Freeing borrowers and their families from crushing debt during an economic crisis would allow them to buy homes and cars, to pursue new opportunities, to give money to other people rather than the government. It’s a powerful stimulus at a time when the Republican-controlled Senate has been reluctant to help people.
Even though substantial debt relief would provide a needed economic boost, Biden has been hesitant. Instead of offering up to $50,000 in blanket forgiveness of government loans to all borrowers, Biden has pledged to use government funds to pay off up to $10,000 in private loans for economically distressed borrowers, though details on who exactly would get aid under that definition are fuzzy. He hasn’t said much publicly about Warren and Schumer’s proposal.
Berman is disappointed by Biden’s plan. “It’s just a gesture,” she says. “Federal loans are such a large fraction of the total, and it’s not even $10,000 for all the people who hold private loans. It’s just for people who meet this particular definition of economic hardship.”
Schumer is firmly in the mainstream of the Democratic Party, and he has a lot of influence. It seems plausible that he may be able to pressure Biden to take executive action to back his and Warren’s plan and erase $50,000 in debt for people like Allen and Anderson and Silverberg. If he did, it would be a historic decision. “If this actually happens, it will automatically raise Biden into a top 10-15 president,” tweeted University of Rhode Island labor historian Erik Loomis. “[It] would be an amazing move that transforms the lives of millions of Americans.”

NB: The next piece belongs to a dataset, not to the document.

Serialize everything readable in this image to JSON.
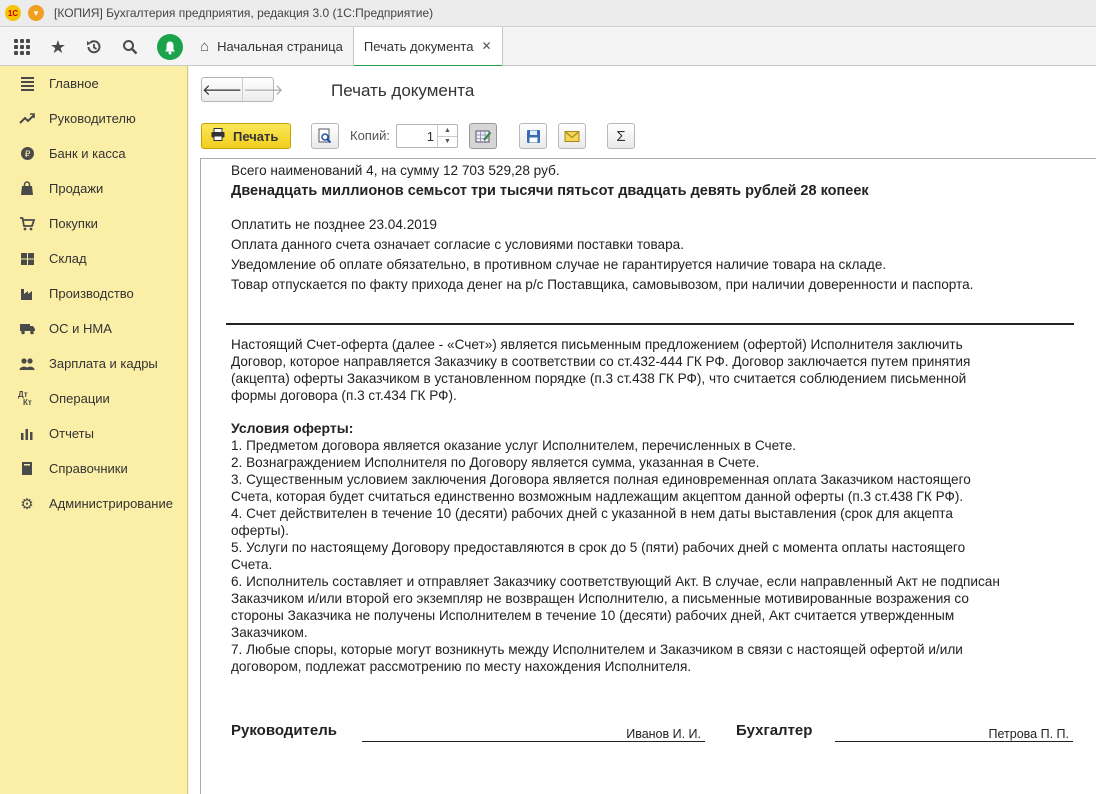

Over the last decades, we have created a society in which education no longer expands students’ worlds, but instead, via debt, crushes and limits them. Biden has the power to start to change that. He should use it.